A measure that will cut Oklahoma's top personal income tax rate in 2015 and provide $120 million over two years to pay for repairs to the crumbling state Capitol is constitutional and should be allowed to remain in effect, a state assistant attorney general argued Tuesday during a hearing before a state Supreme Court referee.
House Bill 2032 does not violate the state constitution's single-subject rule as alleged in a legal challenge filed in an attempt to have the measure tossed out, Assistant Attorney General Dan Weitman said.
“It all deals with income tax collection and divvying up the income tax,” he said. “It's all related to one purpose and that's managing taxes.”
Jerry Fent, an Oklahoma City attorney who is challenging the measure's constitutionality, said the law contained in House Bill 2032 violates the state constitution's single-subject rule. The practice is commonly called logrolling because it logrolls several subjects into one bill.

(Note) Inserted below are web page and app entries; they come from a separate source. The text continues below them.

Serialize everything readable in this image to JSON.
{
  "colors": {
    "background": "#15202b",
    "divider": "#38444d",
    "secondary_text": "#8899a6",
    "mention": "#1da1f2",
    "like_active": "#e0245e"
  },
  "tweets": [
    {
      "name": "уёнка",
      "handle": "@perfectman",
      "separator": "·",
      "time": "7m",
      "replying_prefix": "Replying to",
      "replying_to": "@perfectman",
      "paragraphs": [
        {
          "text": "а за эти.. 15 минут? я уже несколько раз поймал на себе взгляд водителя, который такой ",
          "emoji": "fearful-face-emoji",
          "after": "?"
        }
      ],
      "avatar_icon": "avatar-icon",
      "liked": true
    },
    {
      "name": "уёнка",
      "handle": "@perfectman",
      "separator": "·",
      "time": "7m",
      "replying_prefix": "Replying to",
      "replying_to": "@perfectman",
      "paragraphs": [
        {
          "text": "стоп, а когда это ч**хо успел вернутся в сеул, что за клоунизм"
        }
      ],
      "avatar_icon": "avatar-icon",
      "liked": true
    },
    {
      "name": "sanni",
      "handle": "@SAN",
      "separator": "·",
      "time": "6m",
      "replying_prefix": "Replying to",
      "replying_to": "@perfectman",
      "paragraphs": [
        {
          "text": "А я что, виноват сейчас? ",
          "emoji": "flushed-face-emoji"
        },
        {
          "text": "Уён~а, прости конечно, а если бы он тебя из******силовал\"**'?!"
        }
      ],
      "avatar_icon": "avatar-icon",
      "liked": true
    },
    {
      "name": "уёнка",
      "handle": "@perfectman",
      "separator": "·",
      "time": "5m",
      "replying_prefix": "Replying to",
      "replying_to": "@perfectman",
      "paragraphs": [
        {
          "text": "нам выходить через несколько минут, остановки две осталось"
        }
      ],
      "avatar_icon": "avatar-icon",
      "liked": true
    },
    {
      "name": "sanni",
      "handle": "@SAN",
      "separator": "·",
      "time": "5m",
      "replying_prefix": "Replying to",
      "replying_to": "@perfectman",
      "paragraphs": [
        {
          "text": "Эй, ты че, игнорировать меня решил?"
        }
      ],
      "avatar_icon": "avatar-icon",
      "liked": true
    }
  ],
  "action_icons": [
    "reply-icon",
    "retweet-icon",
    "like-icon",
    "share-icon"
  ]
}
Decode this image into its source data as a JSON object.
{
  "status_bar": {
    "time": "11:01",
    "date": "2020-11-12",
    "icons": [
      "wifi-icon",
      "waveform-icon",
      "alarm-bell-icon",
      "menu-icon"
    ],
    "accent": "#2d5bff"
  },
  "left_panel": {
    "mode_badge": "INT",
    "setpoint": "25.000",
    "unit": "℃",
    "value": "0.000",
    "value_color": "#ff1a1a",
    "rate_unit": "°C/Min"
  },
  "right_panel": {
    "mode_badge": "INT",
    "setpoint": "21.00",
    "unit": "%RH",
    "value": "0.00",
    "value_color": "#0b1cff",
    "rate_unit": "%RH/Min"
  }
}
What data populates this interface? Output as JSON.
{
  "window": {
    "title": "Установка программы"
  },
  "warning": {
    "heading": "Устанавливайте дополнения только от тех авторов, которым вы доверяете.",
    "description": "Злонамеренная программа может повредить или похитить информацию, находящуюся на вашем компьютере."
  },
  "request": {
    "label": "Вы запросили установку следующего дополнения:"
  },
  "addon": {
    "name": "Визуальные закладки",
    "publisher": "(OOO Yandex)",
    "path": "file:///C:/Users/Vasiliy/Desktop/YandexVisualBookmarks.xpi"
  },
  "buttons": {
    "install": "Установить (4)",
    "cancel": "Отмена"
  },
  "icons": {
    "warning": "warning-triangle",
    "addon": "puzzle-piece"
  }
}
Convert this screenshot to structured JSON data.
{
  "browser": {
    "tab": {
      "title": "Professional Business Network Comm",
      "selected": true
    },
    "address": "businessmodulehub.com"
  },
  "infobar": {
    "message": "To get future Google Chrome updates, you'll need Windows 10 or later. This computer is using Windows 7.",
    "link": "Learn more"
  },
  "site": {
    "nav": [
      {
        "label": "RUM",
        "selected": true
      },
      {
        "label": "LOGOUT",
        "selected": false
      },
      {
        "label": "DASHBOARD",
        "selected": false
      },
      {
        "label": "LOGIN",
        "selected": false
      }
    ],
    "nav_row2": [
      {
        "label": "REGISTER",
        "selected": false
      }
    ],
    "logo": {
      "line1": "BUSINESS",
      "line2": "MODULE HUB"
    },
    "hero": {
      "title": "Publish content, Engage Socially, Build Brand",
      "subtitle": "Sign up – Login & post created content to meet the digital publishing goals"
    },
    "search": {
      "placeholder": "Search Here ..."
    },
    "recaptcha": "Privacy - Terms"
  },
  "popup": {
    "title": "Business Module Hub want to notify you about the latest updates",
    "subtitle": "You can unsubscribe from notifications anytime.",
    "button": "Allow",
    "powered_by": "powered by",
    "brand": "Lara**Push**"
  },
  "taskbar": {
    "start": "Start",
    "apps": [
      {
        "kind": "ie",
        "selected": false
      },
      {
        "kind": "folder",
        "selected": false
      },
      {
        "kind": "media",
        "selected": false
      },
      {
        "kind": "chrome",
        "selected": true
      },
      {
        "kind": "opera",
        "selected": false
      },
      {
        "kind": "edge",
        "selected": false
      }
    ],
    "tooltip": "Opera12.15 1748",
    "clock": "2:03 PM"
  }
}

HB 2032, which took effect July 1, calls for $60 million to be used for Capitol repairs in the 2014 fiscal year, which began July 1, and an additional $60 million to be set aside for repairs to the nearly 100-year-old building in the 2015 fiscal year.
Fent said the constitution requires bills to contain one subject, and HB 2032 illegally sets up a special appropriation while also cutting taxes.
“My arguments are a slam dunk,” he said. “There were two subject matters in that bill.”
Fent is asking the high court to throw out the measure by declaring it unconstitutional.
Fent and Weitman made their arguments before Supreme Court referee Greg Albert, who will file a report with the court.
HB 2032 would reduce the top income tax rate from 5.25 percent to 5 percent on Jan. 1, 2015. Taxpayers would first see the effect of the tax cut in 2016.
The measure sets up a mechanism to cut the rate to 4.85 percent in 2016 if total revenue growth in the 2016 fiscal year, which begins July 1, 2015, is equal to or greater than the fiscal impact of the 0.15 percentage point tax cut.
HB 2032 also provides funds to repair the Capitol. The first work is expected to repair the crumbling exterior. Pieces of limestone have been falling the past two years from the building's exterior.
Fent said the law also is unconstitutional because the money is set aside over two fiscal years. He said the constitution restricts legislators to appropriate money only for the upcoming fiscal year.
Weitman said HB 2032 doesn't create a debt, and it doesn't indebt a future Legislature.
“They're just funding a fund that they created,” he said. “That's not a debt.”
Fent called HB 2032 a revenue bill and said it should have received 75 percent support in both chambers because it dictates how revenue should be spent. It passed 65-25 in the House and 32-14 in the Senate; 76 votes are needed in the House and 36 are needed in the Senate to get 75 percent support.
Weitman said the three-fourths approval requirement comes from State Question 640, which voters passed in 1992 with the intent to make it more difficult for lawmakers to pass tax increases, not more difficult for their taxes to be lowered.
“This bill … lowers taxes,” he said. “It does not increase revenue to the state and therefore is not a revenue bill.”
The Supreme Court in recent years has been critical of logrolling. Justices have tossed out sections of law or entire laws they found to be violating the single-subject rule. In a 2010 logrolling case, the high court said it was “growing weary of admonishing the Legislature for so flagrantly violating” the single-subject rule of the constitution.
“We hope that they see in this case this is a single subject,” Weitman said.
Fent said he's not arguing the bill's intent.
“That's probably a very worthwhile cause, to get some money to fix the Capitol building,” he said. “But, however, they need to do it constitutionally.”